The clock is ticking. The Governor has 10 days from December 15 (actually 11 days, since the 10th day falls on some sort of a holiday) to veto the exemption update bill, or it automatically becomes law. Bankruptcy attorneys, public interest groups like NYPIRG, and several New York bankruptcy law professors have submitted substantial documentation in support of the proposal. We assume the banking industry and perhaps New York City (unhappy about the alleged implications on parking ticket enforcement) have been equally vigorous in opposition. I understand that Attorney General-Elect Eric Schneiderman, who was the State Senate sponsor of the bill, may be speaking directly to Governor Patterson about the legislation.
But time is short and the Governor’s legal staff is doing double-duty; wrapping up end-of-session legislation while also preparing for the Gubernatorial transition. One key player in this decision may be Lawrence F. (Larry) Schwartz, Governor Patterson’s Chief-of-Staff and former Deputy Executive of Westchester County. If anyone reading this blog happens to be an old college room-mate or golfing buddy of Mr. Schwartz, now might be a good time to rekindle old times and maybe mention the importance of this legislation.

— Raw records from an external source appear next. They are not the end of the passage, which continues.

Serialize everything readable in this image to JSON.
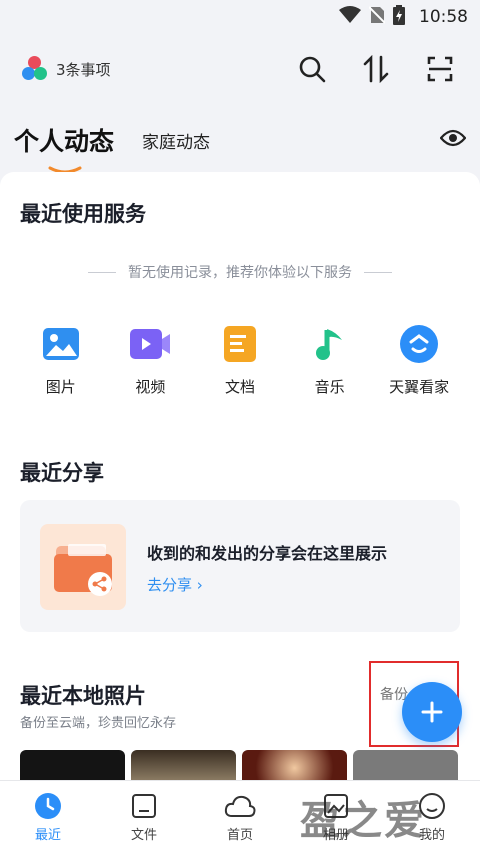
{
  "status_bar": {
    "time": "10:58"
  },
  "header": {
    "todo_label": "3条事项"
  },
  "tabs": {
    "active": "个人动态",
    "inactive": "家庭动态"
  },
  "recent_services": {
    "title": "最近使用服务",
    "empty_hint": "暂无使用记录，推荐你体验以下服务",
    "items": [
      {
        "label": "图片",
        "icon": "image-icon",
        "color": "#2f8ff0"
      },
      {
        "label": "视频",
        "icon": "video-icon",
        "color": "#7b62f5"
      },
      {
        "label": "文档",
        "icon": "document-icon",
        "color": "#f5a623"
      },
      {
        "label": "音乐",
        "icon": "music-icon",
        "color": "#22c28a"
      },
      {
        "label": "天翼看家",
        "icon": "home-camera-icon",
        "color": "#2b8ef8"
      }
    ]
  },
  "recent_share": {
    "title": "最近分享",
    "message": "收到的和发出的分享会在这里展示",
    "link": "去分享 ›"
  },
  "local_photos": {
    "title": "最近本地照片",
    "subtitle": "备份至云端，珍贵回忆永存",
    "backup_label": "备份"
  },
  "bottom_nav": [
    {
      "label": "最近",
      "icon": "clock-icon",
      "active": true
    },
    {
      "label": "文件",
      "icon": "folder-icon",
      "active": false
    },
    {
      "label": "首页",
      "icon": "cloud-icon",
      "active": false
    },
    {
      "label": "相册",
      "icon": "album-icon",
      "active": false
    },
    {
      "label": "我的",
      "icon": "profile-icon",
      "active": false
    }
  ],
  "watermark": "盈之爱",
  "colors": {
    "accent": "#2b8ef8",
    "highlight_box": "#e12c2c"
  }
}
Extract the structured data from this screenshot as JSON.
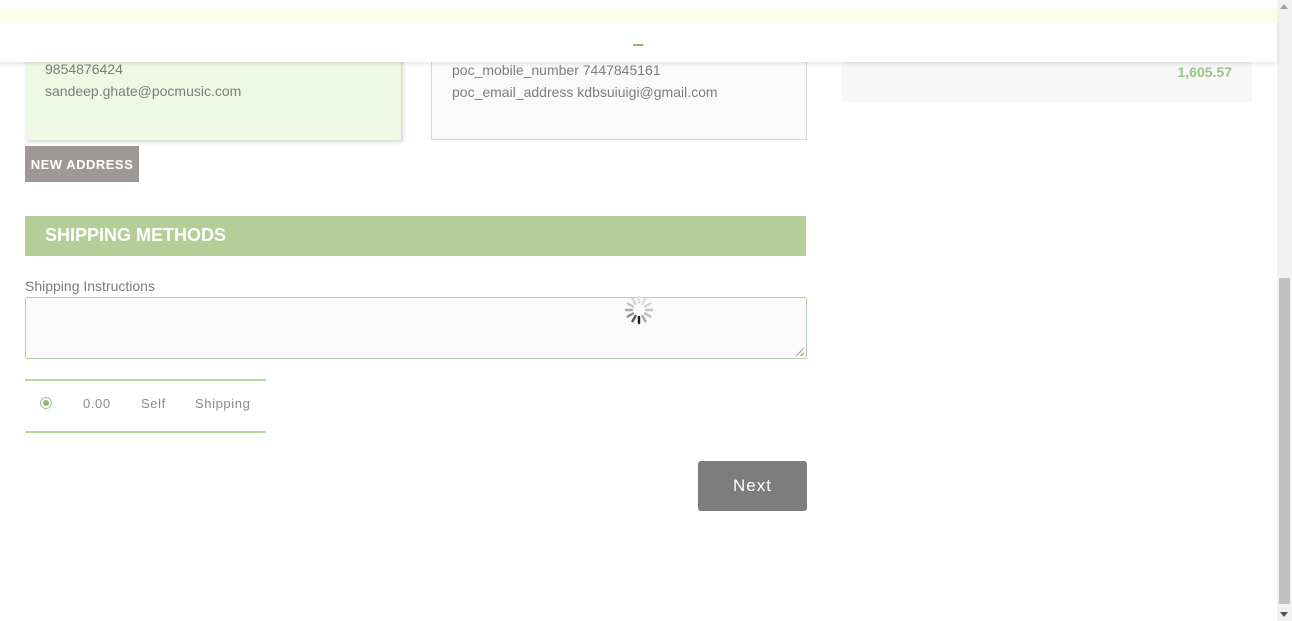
{
  "billing_address": {
    "phone": "9854876424",
    "email": "sandeep.ghate@pocmusic.com"
  },
  "shipping_address": {
    "mobile": "poc_mobile_number 7447845161",
    "email": "poc_email_address kdbsuiuigi@gmail.com"
  },
  "order_summary": {
    "total": "1,605.57"
  },
  "buttons": {
    "new_address": "NEW ADDRESS",
    "next": "Next"
  },
  "shipping_methods": {
    "title": "SHIPPING METHODS",
    "instructions_label": "Shipping Instructions",
    "instructions_value": "",
    "options": [
      {
        "price": "0.00",
        "name_part1": "Self",
        "name_part2": "Shipping",
        "selected": true
      }
    ]
  },
  "colors": {
    "accent_green": "#b5ce97",
    "card_green": "#eef8e2",
    "button_gray": "#7d7d7d"
  },
  "icons": [
    "loading-spinner-icon",
    "radio-selected-icon",
    "scroll-up-arrow-icon",
    "scroll-down-arrow-icon"
  ]
}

If the governor vetos the exemption update bill, the proposal will undoubtedly be dead for at least the next two years. The Republicans are expected to retake control of the State Senate January 1, and under former Republican leadership the exemption update bills never got to a vote. The main bill this year, S7034A, was passed with significant Republican support on June 23, with a vote of 47 to 14. Monroe County Senators Robach and Alesi voted for the bill. But when the chapter amendment, S8451, excluding New York State and its municipalities from the judgment debtor car exemption was voted on in August, the vote was a much closer 34 to 26 (Senators Alesi and Robach voted against that one.) The assumption is that the banking industry encouraged a Republican no vote on the chapter amendment in order to kill the whole bill.